→ **ABOUT THIS TASK**:
What is needed is an exact printout of all the data.
───── AVAILABLE DATA ─────
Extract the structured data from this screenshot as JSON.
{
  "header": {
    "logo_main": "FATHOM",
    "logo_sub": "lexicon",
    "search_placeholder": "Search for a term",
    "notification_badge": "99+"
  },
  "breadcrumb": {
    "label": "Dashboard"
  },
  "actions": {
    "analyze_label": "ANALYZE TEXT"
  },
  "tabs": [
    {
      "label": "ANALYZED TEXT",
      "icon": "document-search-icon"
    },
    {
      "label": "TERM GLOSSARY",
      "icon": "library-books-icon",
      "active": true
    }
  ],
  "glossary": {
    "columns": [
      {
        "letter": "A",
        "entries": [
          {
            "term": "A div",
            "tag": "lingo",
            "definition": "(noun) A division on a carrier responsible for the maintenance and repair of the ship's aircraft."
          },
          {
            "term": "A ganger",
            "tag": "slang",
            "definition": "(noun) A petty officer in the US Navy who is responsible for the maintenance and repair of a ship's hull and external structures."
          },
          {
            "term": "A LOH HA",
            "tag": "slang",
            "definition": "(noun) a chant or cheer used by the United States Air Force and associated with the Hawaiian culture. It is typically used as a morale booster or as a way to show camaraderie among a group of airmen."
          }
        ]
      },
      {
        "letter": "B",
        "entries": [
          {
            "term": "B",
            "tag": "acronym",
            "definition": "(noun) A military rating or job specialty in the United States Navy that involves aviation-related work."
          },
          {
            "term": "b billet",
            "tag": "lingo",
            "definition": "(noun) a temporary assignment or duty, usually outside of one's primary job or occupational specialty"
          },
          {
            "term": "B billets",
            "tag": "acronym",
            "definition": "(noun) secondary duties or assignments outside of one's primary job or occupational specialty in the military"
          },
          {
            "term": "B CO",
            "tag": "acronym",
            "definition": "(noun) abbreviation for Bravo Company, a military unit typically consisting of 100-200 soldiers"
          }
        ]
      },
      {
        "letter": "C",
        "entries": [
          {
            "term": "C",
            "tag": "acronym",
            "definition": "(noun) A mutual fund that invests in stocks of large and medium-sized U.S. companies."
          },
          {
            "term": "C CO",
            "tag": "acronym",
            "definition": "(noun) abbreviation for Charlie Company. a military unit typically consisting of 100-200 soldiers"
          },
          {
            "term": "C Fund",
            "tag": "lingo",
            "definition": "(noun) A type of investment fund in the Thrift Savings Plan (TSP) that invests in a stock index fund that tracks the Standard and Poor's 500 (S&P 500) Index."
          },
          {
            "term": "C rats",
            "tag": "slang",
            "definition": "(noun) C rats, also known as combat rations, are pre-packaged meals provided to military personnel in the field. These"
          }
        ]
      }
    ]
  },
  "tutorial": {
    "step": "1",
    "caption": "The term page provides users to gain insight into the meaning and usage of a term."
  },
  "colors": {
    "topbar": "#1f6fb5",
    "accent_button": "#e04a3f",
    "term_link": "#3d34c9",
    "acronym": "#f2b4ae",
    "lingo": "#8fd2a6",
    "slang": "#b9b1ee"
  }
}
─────
→ **RESPONSE TO THE TASK**:
Extract the structured data from this screenshot as JSON.
{
  "header": {
    "logo_main": "FATHOM",
    "logo_sub": "lexicon",
    "search_placeholder": "Search for a term",
    "notification_badge": "99+"
  },
  "breadcrumb": {
    "label": "Dashboard"
  },
  "actions": {
    "analyze_label": "ANALYZE TEXT"
  },
  "tabs": [
    {
      "label": "ANALYZED TEXT",
      "icon": "document-search-icon"
    },
    {
      "label": "TERM GLOSSARY",
      "icon": "library-books-icon",
      "active": true
    }
  ],
  "glossary": {
    "columns": [
      {
        "letter": "A",
        "entries": [
          {
            "term": "A div",
            "tag": "lingo",
            "definition": "(noun) A division on a carrier responsible for the maintenance and repair of the ship's aircraft."
          },
          {
            "term": "A ganger",
            "tag": "slang",
            "definition": "(noun) A petty officer in the US Navy who is responsible for the maintenance and repair of a ship's hull and external structures."
          },
          {
            "term": "A LOH HA",
            "tag": "slang",
            "definition": "(noun) a chant or cheer used by the United States Air Force and associated with the Hawaiian culture. It is typically used as a morale booster or as a way to show camaraderie among a group of airmen."
          }
        ]
      },
      {
        "letter": "B",
        "entries": [
          {
            "term": "B",
            "tag": "acronym",
            "definition": "(noun) A military rating or job specialty in the United States Navy that involves aviation-related work."
          },
          {
            "term": "b billet",
            "tag": "lingo",
            "definition": "(noun) a temporary assignment or duty, usually outside of one's primary job or occupational specialty"
          },
          {
            "term": "B billets",
            "tag": "acronym",
            "definition": "(noun) secondary duties or assignments outside of one's primary job or occupational specialty in the military"
          },
          {
            "term": "B CO",
            "tag": "acronym",
            "definition": "(noun) abbreviation for Bravo Company, a military unit typically consisting of 100-200 soldiers"
          }
        ]
      },
      {
        "letter": "C",
        "entries": [
          {
            "term": "C",
            "tag": "acronym",
            "definition": "(noun) A mutual fund that invests in stocks of large and medium-sized U.S. companies."
          },
          {
            "term": "C CO",
            "tag": "acronym",
            "definition": "(noun) abbreviation for Charlie Company. a military unit typically consisting of 100-200 soldiers"
          },
          {
            "term": "C Fund",
            "tag": "lingo",
            "definition": "(noun) A type of investment fund in the Thrift Savings Plan (TSP) that invests in a stock index fund that tracks the Standard and Poor's 500 (S&P 500) Index."
          },
          {
            "term": "C rats",
            "tag": "slang",
            "definition": "(noun) C rats, also known as combat rations, are pre-packaged meals provided to military personnel in the field. These"
          }
        ]
      }
    ]
  },
  "tutorial": {
    "step": "1",
    "caption": "The term page provides users to gain insight into the meaning and usage of a term."
  },
  "colors": {
    "topbar": "#1f6fb5",
    "accent_button": "#e04a3f",
    "term_link": "#3d34c9",
    "acronym": "#f2b4ae",
    "lingo": "#8fd2a6",
    "slang": "#b9b1ee"
  }
}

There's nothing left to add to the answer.